Indications of a probable human presence in prehistoric times are the remains of some pile-dwelling structures found at the Lavello, evidence, perhaps, of a first settlement located along the banks of the river Adda. Even in the protohistoric era, in all likelihood, the territory of Calolzio was the subject of some population: leaving aside the various hypotheses about the pre-Roman origin of the locality, the presence of a settlement referable to the Iron Age and to the Celtic culture of Golasecca is significant ( IX-V century BC) identified at the nearby Rocca of Somasca.
The vestiges of the Roman presence dating back to the imperial era are evident. Crossed by the piedmont road that connected Brescia, Bergamo, Como and which crossed the river Adda thanks to the bridge of Olginate, referable to the III century AD, the settlement of Calolzio gained importance finding in this road the reason for its development.
In addition to the numerous sarcophagi with a sloping lid and a small necropolis found in La Gerra, particular attention should be paid to finding the sacred marble inscription with a dedication to Diana, goddess of hunting, woods and the moon, found near the parish church of Lorentino datable between the I and the II century.
The first written record of a place of Calolzio, or Court, dates back to 774, when Rado de Curte appears as a witness in a Bergamo parchment.

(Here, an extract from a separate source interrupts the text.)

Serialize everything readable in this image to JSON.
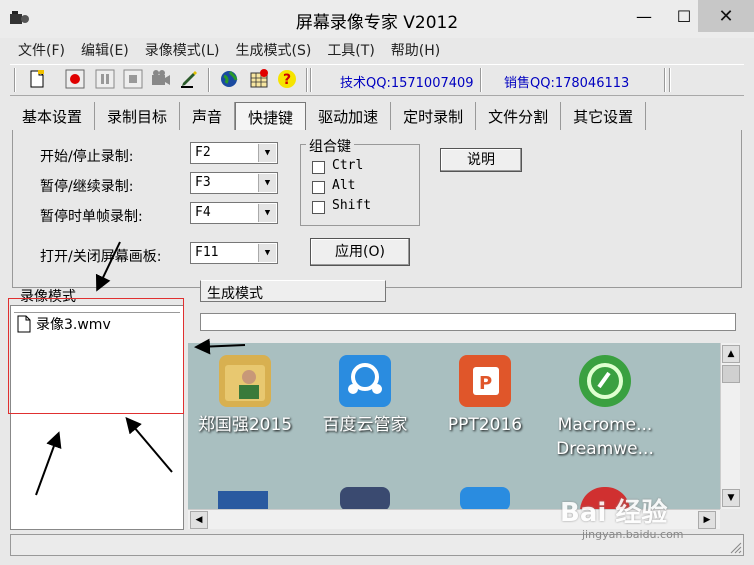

The character would be the oldest inhabitant of Calolziocorte whose documented proof exists.
It is very probable that already in the early Middle Ages there existed in Calolzio, and always in the locality of La Gerra, a primitive church dedicated to San Martino Bishop of Tours so as to then extend the same dedication to the entire valley on it gravitating.
In 1274 Napoleone della Torre conquered the San Martino Valley and its chief town: in those years, on Calolzio, strong was the power exercised by the noble feudal family of the Benaglio, among other holders of numerous castles and ally of the Torriani in an anti-Visconti key. Among the numerous military and political events that followed this tragic period of infighting, we recall the battle of Campo Cerese (1398) between the Guelphs of Calolzio and the Ghibellines of Olginate.
With the treaty stipulated in April 1454, Val San Martino passed definitively under the dominion of the Republic of Venice, which for some decades had begun to appear in the Calolian territory in order to occupy Lecco. With the gentle rule of the Serenissima, Calolzio inaugurated a period of greater tranquility and prosperity and drew many benefits from the various privileges that the Venetian Government granted it as a borderland with the Duchy of Milan. The strategic position and the presence of important railway crossroads favored the development in Calolziocorte of numerous industrial settlements, especially in the 20s of the last century. To remember the establishment “Sali di Bario”, from all the Calolziesi known as “Fabricù”. In the craft sector the artisan production of agricultural tools and metal processing are very widespread and renowned.